Naval Aviation Leaders Detail Focus on Improving Readiness, Increasing Lethality
By OTTO KREISHER, Seapower Correspondent
RENO, Nev. — The clear focus of the leaders of carrier-based naval aviation during the three days of the annual Tailhook conference was on improving readiness to be able to “fight tonight,” followed by increasing the lethality and survivability of the carrier air wings.
The leaders expressed confidence that despite an erosion of the traditional U.S. technological advantage against rising peer competitors their emerging new aircraft, sensors and weapons, and, most importantly, the talent of their pilots and crew members, will enable them to win in an era of great power competition.
When considering the priorities for any future warfight, “I think about full-up, mission-capable aircraft, people and readiness,” said Vice Adm. DeWolfe Miller, commander, Naval Air Forces, or the “air boss.”
“We’re all aligned throughout the Navy, and Marine Corps” to get the things needed for the fight, Miller said at a panel of his top leaders. “Our focus is really ... to provide the aircraft our JOs [junior officers] need to win the fight.”

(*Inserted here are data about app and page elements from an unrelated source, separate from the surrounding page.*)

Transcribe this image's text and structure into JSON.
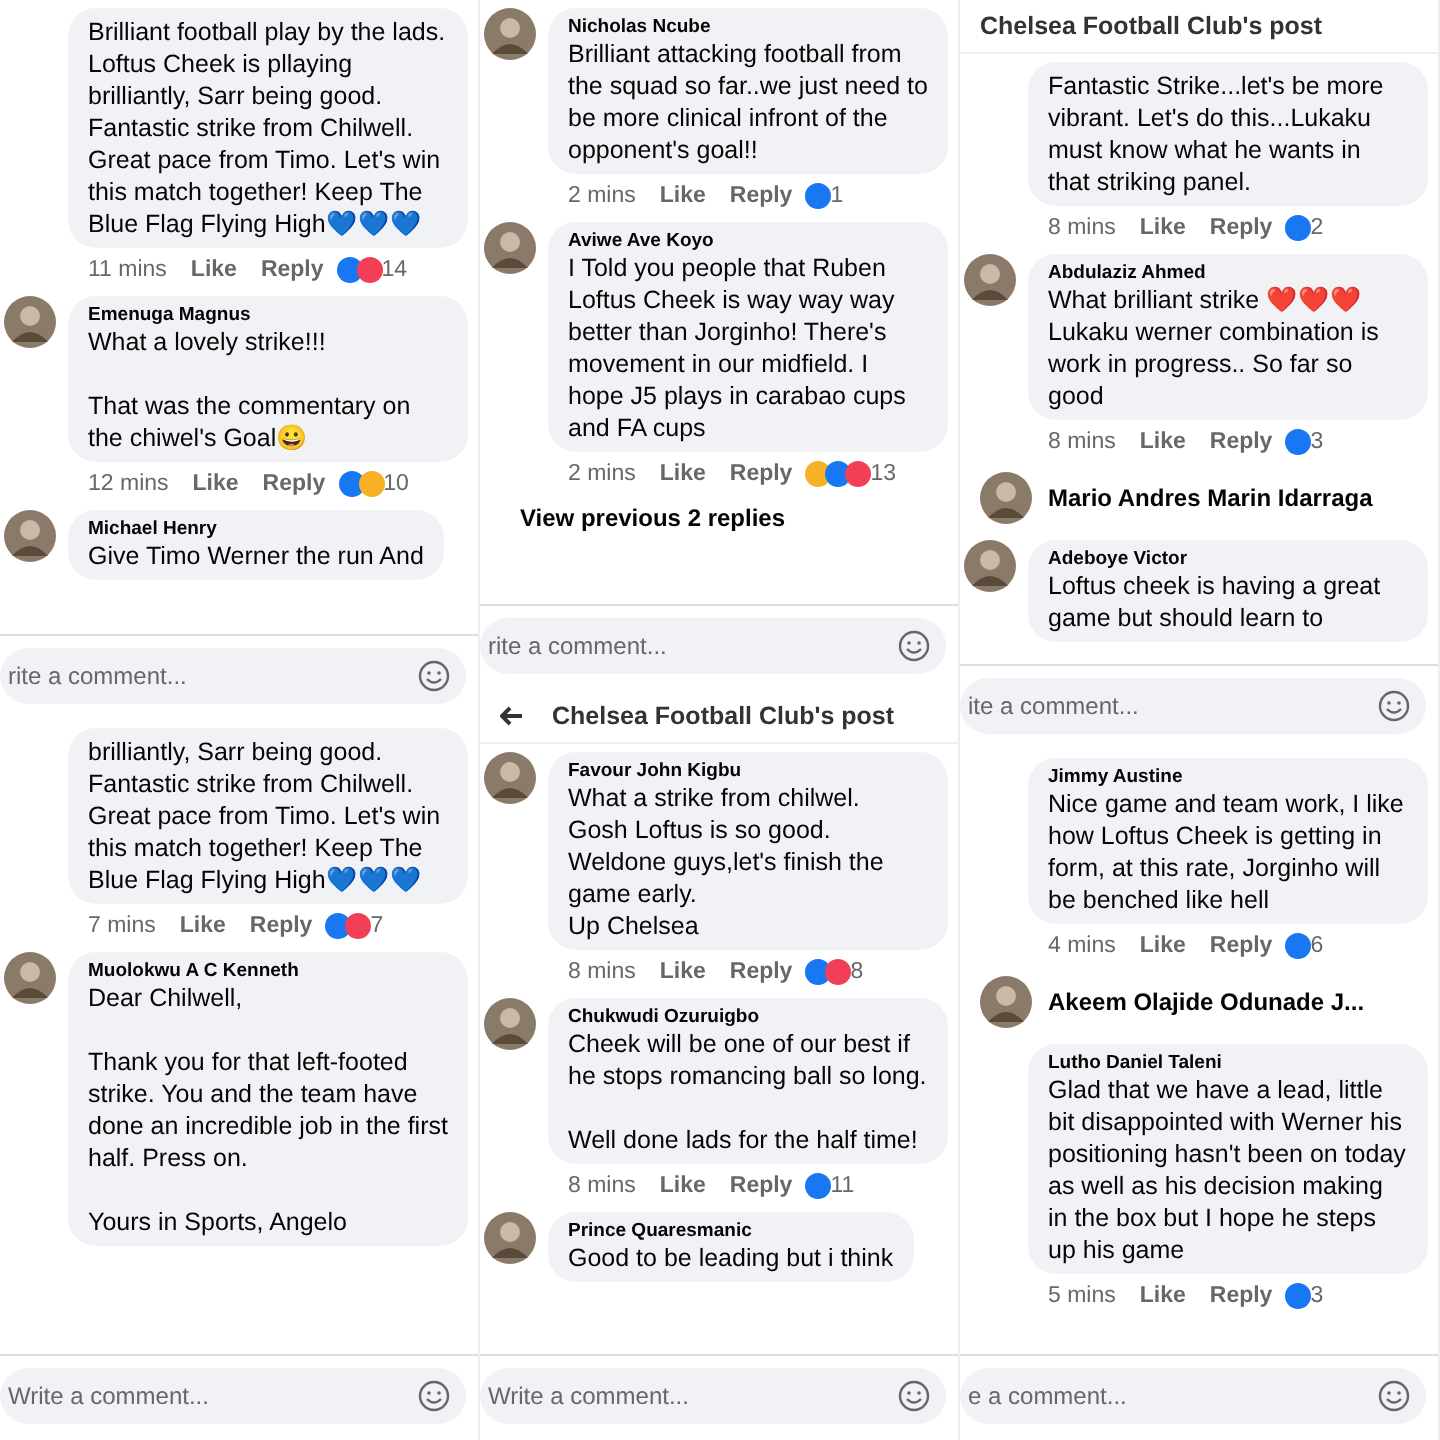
{
  "columns": [
    {
      "panels": [
        {
          "items": [
            {
              "kind": "comment",
              "avatar": false,
              "text": "Brilliant football play by the lads. Loftus Cheek is pllaying brilliantly, Sarr being good. Fantastic strike from Chilwell. Great pace from Timo. Let's win this match together! Keep The Blue Flag Flying High💙💙💙",
              "time": "11 mins",
              "like": "Like",
              "reply": "Reply",
              "reactions": [
                {
                  "color": "#1877f2"
                },
                {
                  "color": "#f33e58"
                }
              ],
              "count": "14"
            },
            {
              "kind": "comment",
              "avatar": true,
              "name": "Emenuga Magnus",
              "text": "What a lovely strike!!!\n\nThat was the commentary on the chiwel's Goal😀",
              "time": "12 mins",
              "like": "Like",
              "reply": "Reply",
              "reactions": [
                {
                  "color": "#1877f2"
                },
                {
                  "color": "#f7b125"
                }
              ],
              "count": "10"
            },
            {
              "kind": "comment",
              "avatar": true,
              "name": "Michael Henry",
              "text": "Give Timo Werner the run And"
            }
          ],
          "composer": {
            "placeholder": "rite a comment..."
          }
        },
        {
          "items": [
            {
              "kind": "comment",
              "avatar": false,
              "text": "brilliantly, Sarr being good. Fantastic strike from Chilwell. Great pace from Timo. Let's win this match together! Keep The Blue Flag Flying High💙💙💙",
              "time": "7 mins",
              "like": "Like",
              "reply": "Reply",
              "reactions": [
                {
                  "color": "#1877f2"
                },
                {
                  "color": "#f33e58"
                }
              ],
              "count": "7"
            },
            {
              "kind": "comment",
              "avatar": true,
              "name": "Muolokwu A C Kenneth",
              "text": "Dear Chilwell,\n\nThank you for that left-footed strike. You and the team have done an incredible job in the first half. Press on.\n\nYours in Sports, Angelo"
            }
          ],
          "composer": {
            "placeholder": "Write a comment..."
          }
        }
      ]
    },
    {
      "panels": [
        {
          "items": [
            {
              "kind": "comment",
              "avatar": true,
              "name": "Nicholas Ncube",
              "text": "Brilliant attacking football from the squad so far..we just need to be more clinical infront of the opponent's goal!!",
              "time": "2 mins",
              "like": "Like",
              "reply": "Reply",
              "reactions": [
                {
                  "color": "#1877f2"
                }
              ],
              "count": "1"
            },
            {
              "kind": "comment",
              "avatar": true,
              "name": "Aviwe Ave Koyo",
              "text": "I Told you people that Ruben Loftus Cheek is way way way better than Jorginho! There's movement in our midfield. I hope J5 plays in carabao cups and FA cups",
              "time": "2 mins",
              "like": "Like",
              "reply": "Reply",
              "reactions": [
                {
                  "color": "#f7b125"
                },
                {
                  "color": "#1877f2"
                },
                {
                  "color": "#f33e58"
                }
              ],
              "count": "13"
            },
            {
              "kind": "link",
              "text": "View previous 2 replies"
            }
          ],
          "composer": {
            "placeholder": "rite a comment..."
          }
        },
        {
          "header": {
            "title": "Chelsea Football Club's post",
            "back_arrow": true
          },
          "items": [
            {
              "kind": "comment",
              "avatar": true,
              "name": "Favour John Kigbu",
              "text": "What a strike from chilwel.\nGosh Loftus is so good.\nWeldone guys,let's finish the game early.\nUp Chelsea",
              "time": "8 mins",
              "like": "Like",
              "reply": "Reply",
              "reactions": [
                {
                  "color": "#1877f2"
                },
                {
                  "color": "#f33e58"
                }
              ],
              "count": "8"
            },
            {
              "kind": "comment",
              "avatar": true,
              "name": "Chukwudi Ozuruigbo",
              "text": "Cheek will be one of our best if he stops romancing ball so long.\n\nWell done lads for the half time!",
              "time": "8 mins",
              "like": "Like",
              "reply": "Reply",
              "reactions": [
                {
                  "color": "#1877f2"
                }
              ],
              "count": "11"
            },
            {
              "kind": "comment",
              "avatar": true,
              "name": "Prince Quaresmanic",
              "text": "Good to be leading but i think"
            }
          ],
          "composer": {
            "placeholder": "Write a comment..."
          }
        }
      ]
    },
    {
      "panels": [
        {
          "header": {
            "title": "Chelsea Football Club's post",
            "back_arrow": false
          },
          "items": [
            {
              "kind": "comment",
              "avatar": false,
              "text": "Fantastic Strike...let's be more vibrant. Let's do this...Lukaku must know what he wants in that striking panel.",
              "time": "8 mins",
              "like": "Like",
              "reply": "Reply",
              "reactions": [
                {
                  "color": "#1877f2"
                }
              ],
              "count": "2"
            },
            {
              "kind": "comment",
              "avatar": true,
              "name": "Abdulaziz Ahmed",
              "text": "What brilliant strike ❤️❤️❤️ Lukaku werner combination is work in progress.. So far so good",
              "time": "8 mins",
              "like": "Like",
              "reply": "Reply",
              "reactions": [
                {
                  "color": "#1877f2"
                }
              ],
              "count": "3"
            },
            {
              "kind": "author_line",
              "name": "Mario Andres Marin Idarraga"
            },
            {
              "kind": "comment",
              "avatar": true,
              "name": "Adeboye Victor",
              "text": "Loftus cheek is having a great game but should learn to"
            }
          ],
          "composer": {
            "placeholder": "ite a comment..."
          }
        },
        {
          "items": [
            {
              "kind": "comment",
              "avatar": false,
              "name": "Jimmy Austine",
              "text": "Nice game and team work, I like how Loftus Cheek is getting in form, at this rate, Jorginho will be benched like hell",
              "time": "4 mins",
              "like": "Like",
              "reply": "Reply",
              "reactions": [
                {
                  "color": "#1877f2"
                }
              ],
              "count": "6"
            },
            {
              "kind": "author_line",
              "name": "Akeem Olajide Odunade  J..."
            },
            {
              "kind": "comment",
              "avatar": false,
              "name": "Lutho Daniel Taleni",
              "text": "Glad that we have a lead, little bit disappointed with Werner his positioning hasn't been on today as well as his decision making in the box but I hope he steps up his game",
              "time": "5 mins",
              "like": "Like",
              "reply": "Reply",
              "reactions": [
                {
                  "color": "#1877f2"
                }
              ],
              "count": "3"
            }
          ],
          "composer": {
            "placeholder": "e a comment..."
          }
        }
      ]
    }
  ]
}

“Our primary contribution to the readiness recovery piece is that before we buy any airplane, any piece of equipment, we look at building the readiness rates,” said Lt. Gen. Steven Rudder, the deputy Marine Corps commandant for aviation.
That means making sure the aircraft repair depots, the intermediate maintenance centers and the supply system have the money to provide the good airplanes and the spare parts needed to gain readiness, and “to give the line commanders what they need to fly airplanes,” Rudder said.
“The leaders up here cannot forget our JOs are flying combat today,” he added, listing every type of aircraft his Marines are flying. “We owe it to them to do our jobs.”
The leaders of the support elements Rudder cited were on the panel and joined in the pledge to do what was needed to reverse nearly a decade of declining combat readiness in the Tailhook forces, and gave generally positive statements on the progress being made with the recent increases in defense funding.
Two earlier panels of lower-level commanders and program sponsors described the current and upcoming aircraft and systems that will make up the future carrier air wing, with considerable emphasis on the need for sensors, command and control platforms and secure networks that will allow those air wings to fight “farther, faster, more lethal,” said Navy Capt. Michael Wosje, branch head for carrier-based aircraft and weapons.
In the near term, the air wings will look a lot like the current ones, with F/A-18 Super Hornets having replaced the few remaining legacy Hornets, the EA-18G Growler electronic warfare jets with a next-generation jammer, the improved E-2D succeeding the C model, updated MH-60R and MH-60S helicopters and, within two years, the fifth-generation F-35C adding enhanced sensors, data analysis and sharing capability, as well as a strike and counter-air role.
But future decades will see the arrival of the MQ-25 unmanned aerial refueling aircraft, which is expected to have some reconnaissance and surveillance capabilities, and perhaps other platforms to enhance manned-unmanned teaming. There also is the longer-term prospect of products of the Future Vertical Lift program, led by the Army, replacing the H-60s. And, at an undetermined date, the possibility of a sixth-generation tactical warfare aircraft, which may be manned, unmanned or optionally manned.
As proof of the valuable role that the current H-60s play in the carrier air wing, Tailhook included for the first time in its 62 years a panel of rotary-wing aviators. Introducing the panelists, Rear Adm. Daniel Fillion, a rotary-wing veteran now a manpower manager, said their appearance was evidence that “you young aviators are completely integrated in the air wing. … You represent a component of the air wing that has no match on the planet.”
The H-60s are the sole antisubmarine warfare asset on the carrier, and provide antisurface warfare and sea control, search and rescue, ground forces and special operations airlift and ground interdiction capabilities. They also contribute to the increasingly vital collection, processing and distribution of sensor information and extended command and control, which was emphasized in nearly every presentation at Tailhook.
The need for more extensive collection of sensor data, quicker processing — aided by artificial intelligence and machine learning — and distribution to everyone needing that information, including allies and partners, clashes directly with heightened concerns about cyber security, jamming and electro-magnetic management. For the first time since the end of the Cold War, carrier air wings are being trained to operate in “emcon” conditions, which can mean no transmissions by radio, radar or other active electronic emitters.
“In the old days, we operated in emcon. We’re going to be again. It’s old school, but real school in the 21st century, Fillion said.